There are plenty of acoustic guitars out there that’d we’d describe as “classic.”
“Iconic?” that’s another thing entirely.
In our book, truly “iconic” guitars are few and far between. Often, when that term gets used to describe a six-string, it’s more marketing man hyperbole than true fact.
But, the Martin D-28 is an undisputed icon. With a classic sound, and an instantly recognizable design, it’s theAmerican acoustic instrument.
It could have been very different, though. A mainstay now, Martin’s first attempts at “dreadnought” style guitars weren’t exactly hits when it launched in the late 1910s. Indeed, it wouldn’t be until 1935 that the D-28 finally took off.
Today, we’re looking at the D-28; how it came to be, why guitarists were skeptical of it in the first instance, and what changed to make it the acoustic mainstay.
Enter the Dreadnought
Martin introduced their first ever “dreadnought” style guitar in 1916. Named after a class of World War 1 era Battleships, these instruments were much bigger than the more common “standard size” guitars of the era.
Those first dreadnoughts weren’t sold with the Martin name on them, though. The company manufactured them for the Oliver Ditson Company – a publishing firm based in Boston, Massachusetts. Marketed in New York under the Oliver Ditson name, these guitars didn’t feature a Martin serial number and were markedly different from their modern Dreadnought counterparts. They featured elongated bodies, designed to accommodate a custom, 12 fret wide (12 frets clear of the body) guitar neck and slotted headstock.
Martin went on to produce their own dreadnoughts in 1931: the D1 (later to become the D-18) and the D-2 (later to become the D-28). These instruments initially featured the 12-fret neck of the Ditson design; the now-standard 14-fret neck was not introduced until 1934.
But neither model exactly set the world on fire upon release. Guitarists of the early 1930s were accustomed to smaller instruments. The Dreadnought, living up to its namesake, seemed bulky by comparison. Sales, as a result, were initially slow, and for the first four years of its release, the D-28 was something of a sleeper.
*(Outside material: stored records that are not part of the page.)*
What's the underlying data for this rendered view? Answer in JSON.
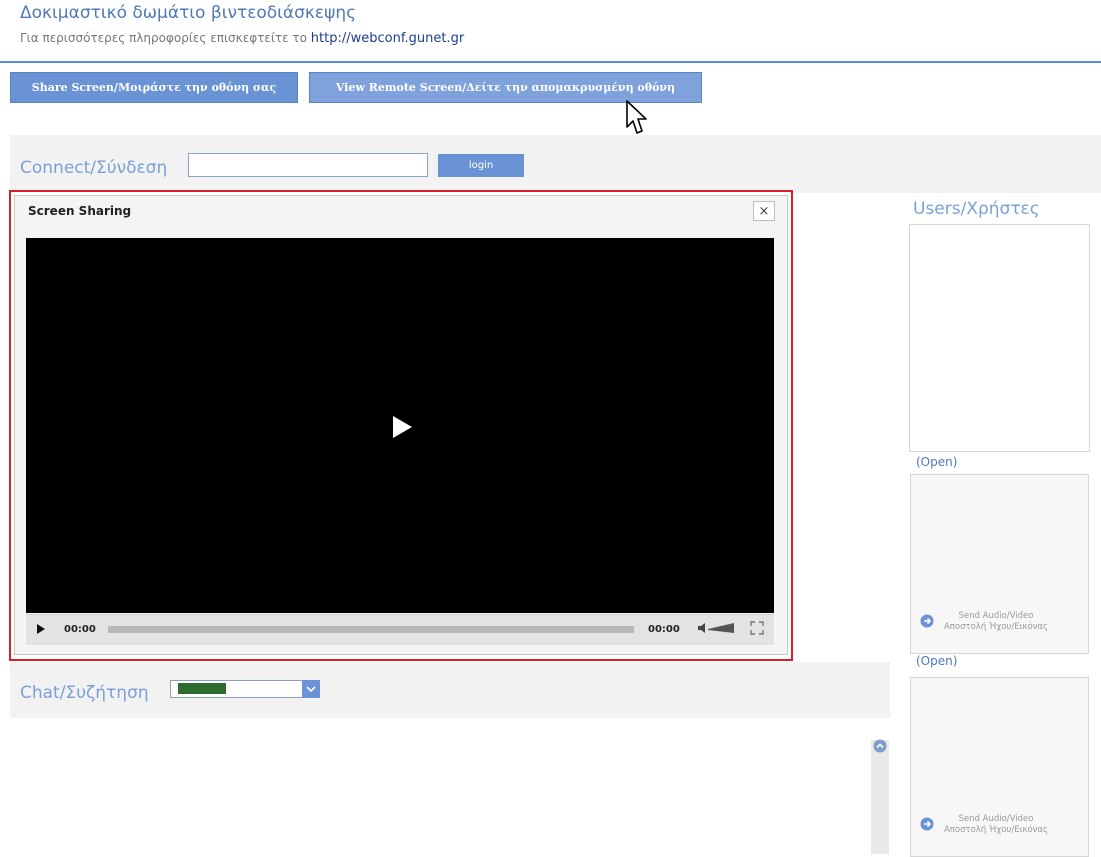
{
  "header": {
    "title": "Δοκιμαστικό δωμάτιο βιντεοδιάσκεψης",
    "subtitle_prefix": "Για περισσότερες πληροφορίες επισκεφτείτε το",
    "link_text": "http://webconf.gunet.gr"
  },
  "toolbar": {
    "share_label": "Share Screen/Μοιράστε την οθόνη σας",
    "view_label": "View Remote Screen/Δείτε την απομακρυσμένη οθόνη"
  },
  "connect": {
    "label": "Connect/Σύνδεση",
    "input_value": "",
    "login_label": "login"
  },
  "screen_sharing": {
    "title": "Screen Sharing",
    "close_glyph": "×",
    "time_start": "00:00",
    "time_end": "00:00"
  },
  "users": {
    "label": "Users/Χρήστες",
    "open_1": "(Open)",
    "open_2": "(Open)",
    "send_av_en": "Send Audio/Video",
    "send_av_gr": "Αποστολή Ήχου/Εικόνας"
  },
  "chat": {
    "label": "Chat/Συζήτηση",
    "selected_color": "#2e6b2e"
  },
  "colors": {
    "accent": "#6a93d6",
    "highlight_frame": "#d81e2c"
  },
  "icons": [
    "mouse-cursor-icon",
    "play-icon",
    "volume-icon",
    "fullscreen-icon",
    "close-icon",
    "arrow-right-circle-icon",
    "dropdown-arrow-icon",
    "scroll-up-icon"
  ]
}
Martin, however, realized that there was potential in the new instrument. Tonally, it offered something that standard sized guitars didn’t. Characteristic to the D-28 was a deep bass response – distinct from the clear trebles of standard sized guitars. Standard sized guitars might have been tonally more balanced, but the bassiness of the D-28 made it perfect for use in country music, backing up vocals, fiddles, and banjos in lieu of a bass instrument.
Embracing the unique tonal properties of the D-28, Martin changed tack when it came to advertising. In their 1935 catalogue, they listed the D-28 – somewhat bizarrely in today’s parlance – as a “bass guitar,” putting the sonic characteristics of the instrument front and center:
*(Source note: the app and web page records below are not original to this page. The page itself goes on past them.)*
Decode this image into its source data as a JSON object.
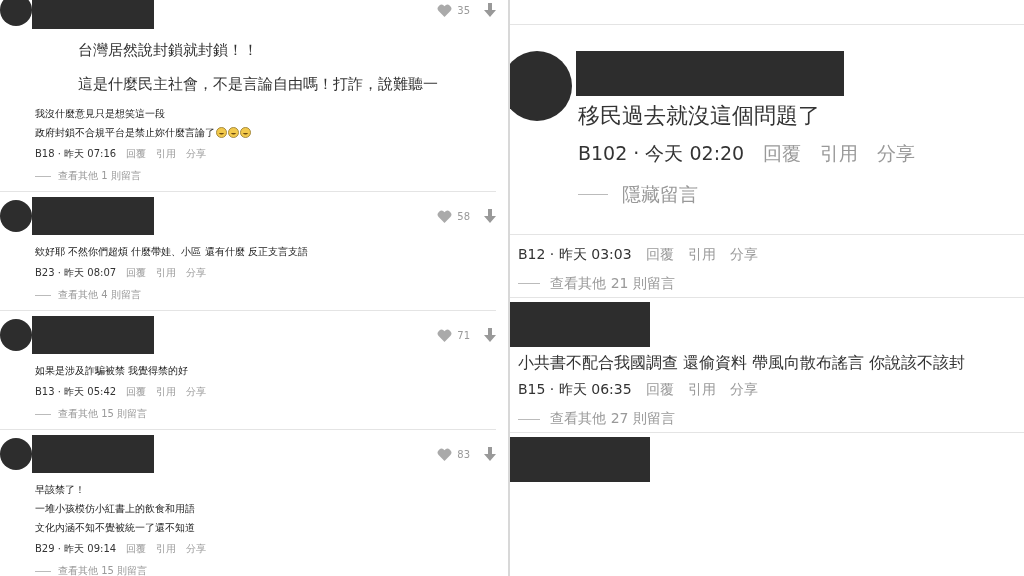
{
  "left_comments": [
    {
      "likes": "35",
      "quote": [
        "台灣居然說封鎖就封鎖！！",
        "這是什麼民主社會，不是言論自由嗎！打詐，說難聽一"
      ],
      "body": [
        {
          "text": "我沒什麼意見只是想笑這一段"
        },
        {
          "text": "政府封鎖不合規平台是禁止妳什麼言論了",
          "icons": [
            {
              "kind": "laughing"
            },
            {
              "kind": "laughing"
            },
            {
              "kind": "laughing"
            }
          ]
        }
      ],
      "meta": "B18 · 昨天 07:16",
      "actions": [
        "回覆",
        "引用",
        "分享"
      ],
      "more": "查看其他 1 則留言"
    },
    {
      "likes": "58",
      "body": [
        {
          "text": "欸好耶 不然你們超煩 什麼帶娃、小區 還有什麼 反正支言支語"
        }
      ],
      "meta": "B23 · 昨天 08:07",
      "actions": [
        "回覆",
        "引用",
        "分享"
      ],
      "more": "查看其他 4 則留言"
    },
    {
      "likes": "71",
      "body": [
        {
          "text": "如果是涉及詐騙被禁 我覺得禁的好"
        }
      ],
      "meta": "B13 · 昨天 05:42",
      "actions": [
        "回覆",
        "引用",
        "分享"
      ],
      "more": "查看其他 15 則留言"
    },
    {
      "likes": "83",
      "body": [
        {
          "text": "早該禁了！"
        },
        {
          "text": "一堆小孩模仿小紅書上的飲食和用語"
        },
        {
          "text": "文化內涵不知不覺被統一了還不知道"
        }
      ],
      "meta": "B29 · 昨天 09:14",
      "actions": [
        "回覆",
        "引用",
        "分享"
      ],
      "more": "查看其他 15 則留言"
    }
  ],
  "right_comments": [
    {
      "kind": "large",
      "avatar": true,
      "redacted": true,
      "body": "移民過去就沒這個問題了",
      "meta": "B102 · 今天 02:20",
      "actions": [
        "回覆",
        "引用",
        "分享"
      ],
      "more": "隱藏留言"
    },
    {
      "kind": "medium",
      "meta": "B12 · 昨天 03:03",
      "actions": [
        "回覆",
        "引用",
        "分享"
      ],
      "more": "查看其他 21 則留言"
    },
    {
      "kind": "medium",
      "redacted": true,
      "body": "小共書不配合我國調查 還偷資料 帶風向散布謠言 你說該不該封",
      "meta": "B15 · 昨天 06:35",
      "actions": [
        "回覆",
        "引用",
        "分享"
      ],
      "more": "查看其他 27 則留言"
    },
    {
      "kind": "medium",
      "redacted": true
    }
  ]
}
"This is the famous 'Dreadnaught' bass guitar, originated by Martin in 1917 and now modernized for the plectrum style of playing. The extra wide and very deep body produces a tone of great power and smoothness, especially fine for broadcasting or recording. Rosewood body, spruce top, ivoroid edges, re-enforced mahogany neck, ebony fingerboard and bridge, wide frets, polished lacquer finish. Dark top on special order at no extra charge."
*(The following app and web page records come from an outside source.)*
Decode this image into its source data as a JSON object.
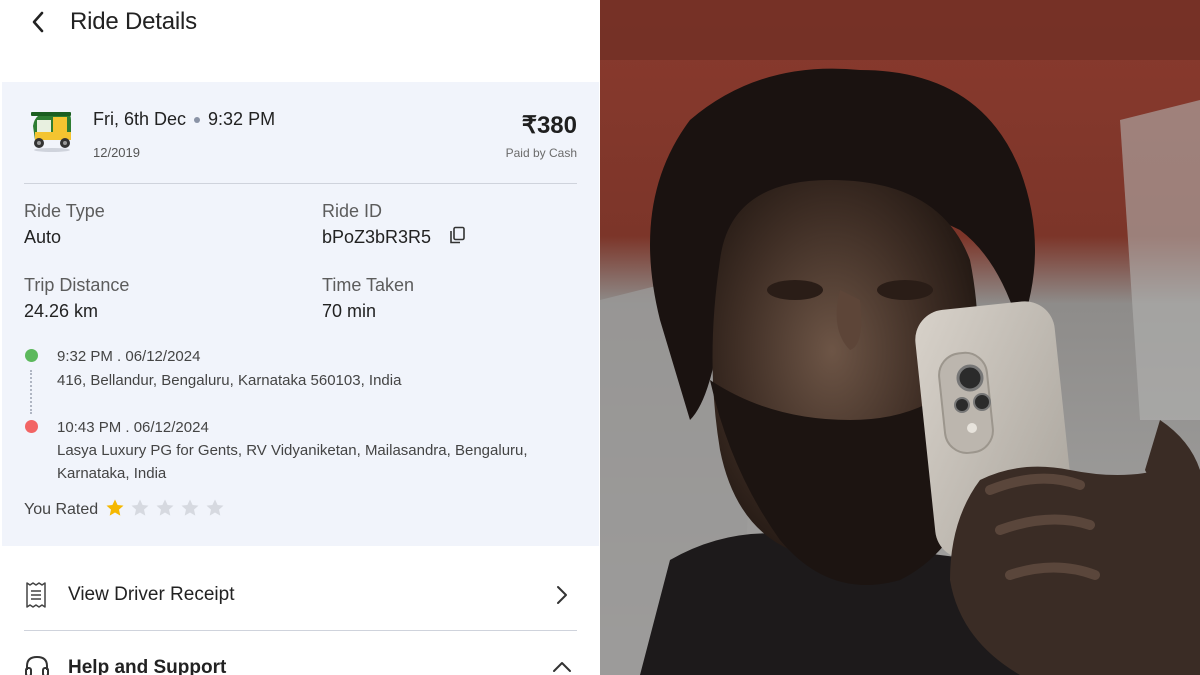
{
  "header": {
    "title": "Ride Details"
  },
  "ride": {
    "date": "Fri, 6th Dec",
    "time": "9:32 PM",
    "sub_date": "12/2019",
    "price": "₹380",
    "payment": "Paid by Cash",
    "ride_type_label": "Ride Type",
    "ride_type": "Auto",
    "ride_id_label": "Ride ID",
    "ride_id": "bPoZ3bR3R5",
    "distance_label": "Trip Distance",
    "distance": "24.26 km",
    "time_taken_label": "Time Taken",
    "time_taken": "70 min"
  },
  "route": {
    "pickup_time": "9:32 PM . 06/12/2024",
    "pickup_address": "416, Bellandur, Bengaluru, Karnataka 560103, India",
    "drop_time": "10:43 PM . 06/12/2024",
    "drop_address": "Lasya Luxury PG for Gents, RV Vidyaniketan, Mailasandra, Bengaluru, Karnataka, India",
    "pickup_color": "#5cb85c",
    "drop_color": "#f26464"
  },
  "rating": {
    "label": "You Rated",
    "value": 1,
    "max": 5,
    "filled_color": "#f5b800",
    "empty_color": "#d6d9e0"
  },
  "actions": {
    "receipt_label": "View Driver Receipt",
    "help_label": "Help and Support"
  },
  "photo": {
    "icon": "person-photo"
  }
}
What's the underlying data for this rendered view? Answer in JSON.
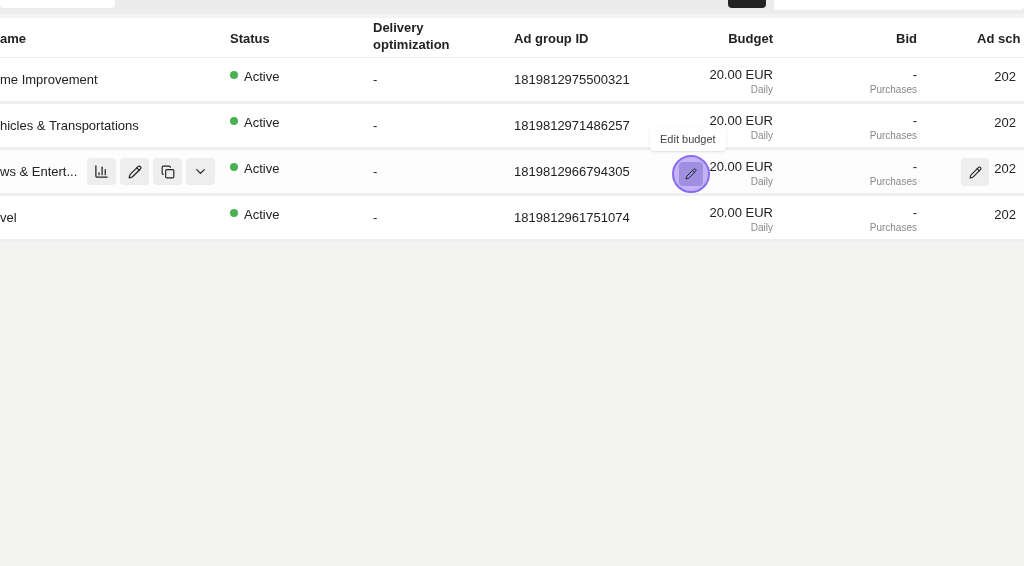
{
  "table": {
    "columns": [
      {
        "label": "ame"
      },
      {
        "label": "Status"
      },
      {
        "label": "Delivery optimization"
      },
      {
        "label": "Ad group ID"
      },
      {
        "label": "Budget"
      },
      {
        "label": "Bid"
      },
      {
        "label": "Ad sch"
      }
    ],
    "rows": [
      {
        "name": "me Improvement",
        "status": "Active",
        "delivery": "-",
        "id": "1819812975500321",
        "budget": "20.00 EUR",
        "budget_period": "Daily",
        "bid": "-",
        "bid_goal": "Purchases",
        "schedule": "202",
        "hovered": false
      },
      {
        "name": "hicles & Transportations",
        "status": "Active",
        "delivery": "-",
        "id": "1819812971486257",
        "budget": "20.00 EUR",
        "budget_period": "Daily",
        "bid": "-",
        "bid_goal": "Purchases",
        "schedule": "202",
        "hovered": false
      },
      {
        "name": "ws & Entert...",
        "status": "Active",
        "delivery": "-",
        "id": "1819812966794305",
        "budget": "20.00 EUR",
        "budget_period": "Daily",
        "bid": "-",
        "bid_goal": "Purchases",
        "schedule": "202",
        "hovered": true
      },
      {
        "name": "vel",
        "status": "Active",
        "delivery": "-",
        "id": "1819812961751074",
        "budget": "20.00 EUR",
        "budget_period": "Daily",
        "bid": "-",
        "bid_goal": "Purchases",
        "schedule": "202",
        "hovered": false
      }
    ]
  },
  "tooltip": {
    "text": "Edit budget"
  }
}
It was a successful strategy. Guitarists, particularly those on the country scene, began buying D-28s like never before. Four years after its release, the guitar started selling, and, in the following decades, it was established as theacoustic guitar for country players and beyond. At one point during the 1950s, D-28s were sopopular that the waiting time for one was two years.
Do you play a D-28? What’s your favourite kind of dreadnought guitar? Share your stories in the comments.
So, what do Keith Richards, Charlie Starr, Robert Johnson, Joni Mitchell, Rich Robinson and Lowell George all have in common? They all play differently, work in different genres, and are even generations apart... The common element is that they’ve tuned their guitars to Open G. This is one of the more common open tunings there are and provides a great starting point for those who want to experiment with something beyond standard tuning. It’s also fun for those who want to try and play slide guitar.
The Motown Sound. Everybody knows what it is. Even if you don’t know what it is, you’ve certainly heard it. You’ve heard it with Marvin Gaye, The Supremes, The Four Tops, Little Stevie Wonder, The Temptations, Gladys Knight and the Pips, Martha and the Vandellas, Smokey Robinson and The Miracles, and The Jackson 5, among many, many others.